Good Stuff from Nicole Atkins and Janet LaBelle
Nicole Atkins has a nice, raw live soundboard recording from a show this year at the Music Hall of Williamsburg up at her bandcamp as a free download. Called …Till Dawn, it’s an enticement: try this for free, you’ll like it, buy the rest! See the show! And why not, this stuff is excellent. Those who don’t know Atkins may assume she’s a singer-songwriter, but this rocks, hard. The first track, This Is for Love, is sort of Lucinda Williams for a younger audience, starting out lurid with reverb-drenched slide guitar from Irina Yalkowsky (who is the absolute star of this whole thing), then turning into a big anthem, with some nice, vicious white-noise swells. You Come to Me sets biting, desperate 80s lead guitar over a fast ska bassline and a staggering bridge that jumps out of nowhere and then retreats as the guitar scorches in again. The down-and-out scenario Hotel Plaster sets Atkins’ shivery vintage Dolly Parton vocals to a reverberating Nashville noir tune. “This next song is about punching a bitch in the face,” Atkins tells the crowd and follows with My Baby Don’t Lie, a country shuffle done with a big, roaring Stonesy edge and a crazy solo slide guitar break.
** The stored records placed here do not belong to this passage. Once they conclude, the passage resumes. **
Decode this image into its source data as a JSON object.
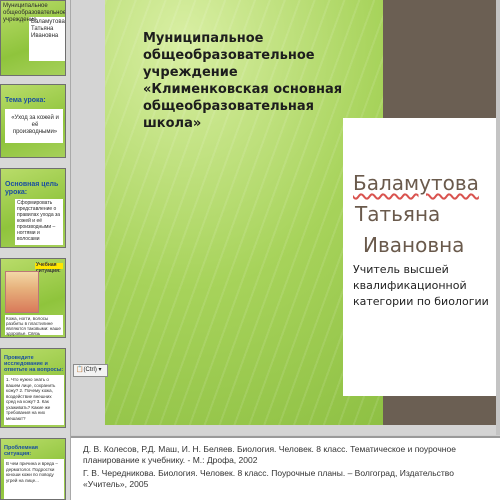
{
  "thumbnails": [
    {
      "lines": [
        "Муниципальное общеобразовательное учреждение",
        "Баламутова Татьяна Ивановна"
      ]
    },
    {
      "title": "Тема урока:",
      "text": "«Уход за кожей и её производными»"
    },
    {
      "title": "Основная цель урока:",
      "text": "Сформировать представление о правилах ухода за кожей и её производными – ногтями и волосами"
    },
    {
      "title": "Учебная ситуация:",
      "text": "Кожа, ногти, волосы разбиты в пластилине являются таковыми: наше здоровье. Связь"
    },
    {
      "title": "Проведите исследование и ответьте на вопросы:",
      "text": "1. Что нужно знать о вашем лице, сохранить кожу? 2. Почему кожа, воздействие внешних сред на кожу? 3. Как ухаживать? Какие же требования на них мешают?"
    },
    {
      "title": "Проблемная ситуация:",
      "text": "В чем причина и вреда – дерматолог. Подростки юноши кожи по поводу угрей на лице..."
    }
  ],
  "slide": {
    "organization": "Муниципальное общеобразовательное учреждение «Клименковская основная общеобразовательная школа»",
    "name_line1": "Баламутова",
    "name_line2": "Татьяна",
    "name_line3": "Ивановна",
    "subtitle": "Учитель высшей квалификационной категории по биологии",
    "paste_label": "(Ctrl) ▾"
  },
  "notes": {
    "line1": "Д. В. Колесов, Р.Д. Маш, И. Н. Беляев. Биология. Человек. 8 класс. Тематическое и поурочное планирование к учебнику. - М.: Дрофа, 2002",
    "line2": "Г. В. Чередникова. Биология. Человек. 8 класс. Поурочные планы. – Волгоград, Издательство «Учитель», 2005"
  },
  "colors": {
    "slide_green": "#a7d35b",
    "panel_brown": "#6b5f53",
    "name_brown": "#6a5a4c",
    "thumb_title_blue": "#1a4fa0"
  }
}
She ends the ep with an absolutely titanic, deliciously intense version of The Tower, the slowly swaying, funereal epic that closes her Mondo Amore album from this past spring. “We finally know why they call the dawn the mourning,” Atkins wails woundedly, Yalkowsky drawing roars of appreciation for her crazed chord-chopping solo that all of a sudden goes somber and bluesy. Atkins is at Symphony Space on Dec 8.
Where Atkins uses vintage 60s country as a stepping-off point, Janet LaBelle uses vintage 60s soul. Her most recent release, Moon Songs, is also up at her bandcamp. As with Atkins, it’s full of neat, unexpected flourishes. For instance, the opening track, The Moon is Ours shifts without warning from a pretty, jangly country vibe to a Do the Locomotion groove. Somehow they get a nice, full sound from just vocals, acoustic and electric guitar and a little percussion. The ridiculously catchy highway rock anthem Not Tonight is the best song here: as she does throughout the album, LaBelle’s full-throttle wail evokes Patricia Vonne with a little less angst: “I will get it right on the second try,” she insists.
The rest of the album is oldschool soul, for the most part, anyway. Apologies, a big, Aretha-style ballad swoops down into trip-hop on the chorus, while the big soul/gospel anthem Without You, a showcase for LaBelle’s lower register, also hits a trip-hop groove once the chorus kicks in. The last song is happy, catchy 60s Memphis pop done simply and elegantly with just acoustic guitars and vocals.